= Beginning of Section =
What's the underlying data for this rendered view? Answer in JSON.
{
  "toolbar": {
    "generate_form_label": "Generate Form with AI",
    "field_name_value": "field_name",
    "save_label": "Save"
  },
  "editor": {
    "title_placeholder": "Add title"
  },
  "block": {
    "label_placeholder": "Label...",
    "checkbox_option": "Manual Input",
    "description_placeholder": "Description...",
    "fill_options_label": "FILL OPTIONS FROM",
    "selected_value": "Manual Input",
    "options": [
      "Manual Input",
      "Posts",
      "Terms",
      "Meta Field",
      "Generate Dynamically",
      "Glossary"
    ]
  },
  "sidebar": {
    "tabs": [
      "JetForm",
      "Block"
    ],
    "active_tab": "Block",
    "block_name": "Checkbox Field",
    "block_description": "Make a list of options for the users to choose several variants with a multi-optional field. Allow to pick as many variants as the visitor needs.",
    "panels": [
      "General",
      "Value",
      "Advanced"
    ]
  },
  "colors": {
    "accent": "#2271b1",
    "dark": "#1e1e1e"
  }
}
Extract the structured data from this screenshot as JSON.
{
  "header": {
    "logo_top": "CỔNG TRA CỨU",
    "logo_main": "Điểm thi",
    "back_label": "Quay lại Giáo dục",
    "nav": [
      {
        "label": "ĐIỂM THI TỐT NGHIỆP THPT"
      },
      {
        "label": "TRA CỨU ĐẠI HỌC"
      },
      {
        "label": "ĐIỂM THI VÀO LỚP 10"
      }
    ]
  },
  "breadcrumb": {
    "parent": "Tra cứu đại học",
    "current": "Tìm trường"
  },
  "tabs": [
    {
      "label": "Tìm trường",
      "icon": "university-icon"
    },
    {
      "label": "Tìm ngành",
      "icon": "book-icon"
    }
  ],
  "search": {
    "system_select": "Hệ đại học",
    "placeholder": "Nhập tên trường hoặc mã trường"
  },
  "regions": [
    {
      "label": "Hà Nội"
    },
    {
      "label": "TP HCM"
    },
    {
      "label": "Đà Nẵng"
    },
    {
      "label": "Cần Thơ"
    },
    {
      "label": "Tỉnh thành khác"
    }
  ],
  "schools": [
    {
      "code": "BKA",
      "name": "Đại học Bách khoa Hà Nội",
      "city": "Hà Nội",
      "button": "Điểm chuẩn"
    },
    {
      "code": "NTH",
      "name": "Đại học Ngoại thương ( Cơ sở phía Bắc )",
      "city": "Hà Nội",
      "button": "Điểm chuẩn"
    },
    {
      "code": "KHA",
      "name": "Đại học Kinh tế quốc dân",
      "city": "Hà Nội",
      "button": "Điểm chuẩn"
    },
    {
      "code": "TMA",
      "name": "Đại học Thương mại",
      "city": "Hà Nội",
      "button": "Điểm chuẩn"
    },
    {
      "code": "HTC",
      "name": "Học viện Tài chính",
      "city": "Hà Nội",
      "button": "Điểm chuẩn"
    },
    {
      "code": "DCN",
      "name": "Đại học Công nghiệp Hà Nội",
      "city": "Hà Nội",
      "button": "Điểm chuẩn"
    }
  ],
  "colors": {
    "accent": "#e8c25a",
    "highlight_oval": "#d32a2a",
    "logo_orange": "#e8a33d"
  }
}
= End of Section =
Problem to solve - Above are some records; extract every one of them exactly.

Final answer -
What's the underlying data for this rendered view? Answer in JSON.
{
  "toolbar": {
    "generate_form_label": "Generate Form with AI",
    "field_name_value": "field_name",
    "save_label": "Save"
  },
  "editor": {
    "title_placeholder": "Add title"
  },
  "block": {
    "label_placeholder": "Label...",
    "checkbox_option": "Manual Input",
    "description_placeholder": "Description...",
    "fill_options_label": "FILL OPTIONS FROM",
    "selected_value": "Manual Input",
    "options": [
      "Manual Input",
      "Posts",
      "Terms",
      "Meta Field",
      "Generate Dynamically",
      "Glossary"
    ]
  },
  "sidebar": {
    "tabs": [
      "JetForm",
      "Block"
    ],
    "active_tab": "Block",
    "block_name": "Checkbox Field",
    "block_description": "Make a list of options for the users to choose several variants with a multi-optional field. Allow to pick as many variants as the visitor needs.",
    "panels": [
      "General",
      "Value",
      "Advanced"
    ]
  },
  "colors": {
    "accent": "#2271b1",
    "dark": "#1e1e1e"
  }
}
Extract the structured data from this screenshot as JSON.
{
  "header": {
    "logo_top": "CỔNG TRA CỨU",
    "logo_main": "Điểm thi",
    "back_label": "Quay lại Giáo dục",
    "nav": [
      {
        "label": "ĐIỂM THI TỐT NGHIỆP THPT"
      },
      {
        "label": "TRA CỨU ĐẠI HỌC"
      },
      {
        "label": "ĐIỂM THI VÀO LỚP 10"
      }
    ]
  },
  "breadcrumb": {
    "parent": "Tra cứu đại học",
    "current": "Tìm trường"
  },
  "tabs": [
    {
      "label": "Tìm trường",
      "icon": "university-icon"
    },
    {
      "label": "Tìm ngành",
      "icon": "book-icon"
    }
  ],
  "search": {
    "system_select": "Hệ đại học",
    "placeholder": "Nhập tên trường hoặc mã trường"
  },
  "regions": [
    {
      "label": "Hà Nội"
    },
    {
      "label": "TP HCM"
    },
    {
      "label": "Đà Nẵng"
    },
    {
      "label": "Cần Thơ"
    },
    {
      "label": "Tỉnh thành khác"
    }
  ],
  "schools": [
    {
      "code": "BKA",
      "name": "Đại học Bách khoa Hà Nội",
      "city": "Hà Nội",
      "button": "Điểm chuẩn"
    },
    {
      "code": "NTH",
      "name": "Đại học Ngoại thương ( Cơ sở phía Bắc )",
      "city": "Hà Nội",
      "button": "Điểm chuẩn"
    },
    {
      "code": "KHA",
      "name": "Đại học Kinh tế quốc dân",
      "city": "Hà Nội",
      "button": "Điểm chuẩn"
    },
    {
      "code": "TMA",
      "name": "Đại học Thương mại",
      "city": "Hà Nội",
      "button": "Điểm chuẩn"
    },
    {
      "code": "HTC",
      "name": "Học viện Tài chính",
      "city": "Hà Nội",
      "button": "Điểm chuẩn"
    },
    {
      "code": "DCN",
      "name": "Đại học Công nghiệp Hà Nội",
      "city": "Hà Nội",
      "button": "Điểm chuẩn"
    }
  ],
  "colors": {
    "accent": "#e8c25a",
    "highlight_oval": "#d32a2a",
    "logo_orange": "#e8a33d"
  }
}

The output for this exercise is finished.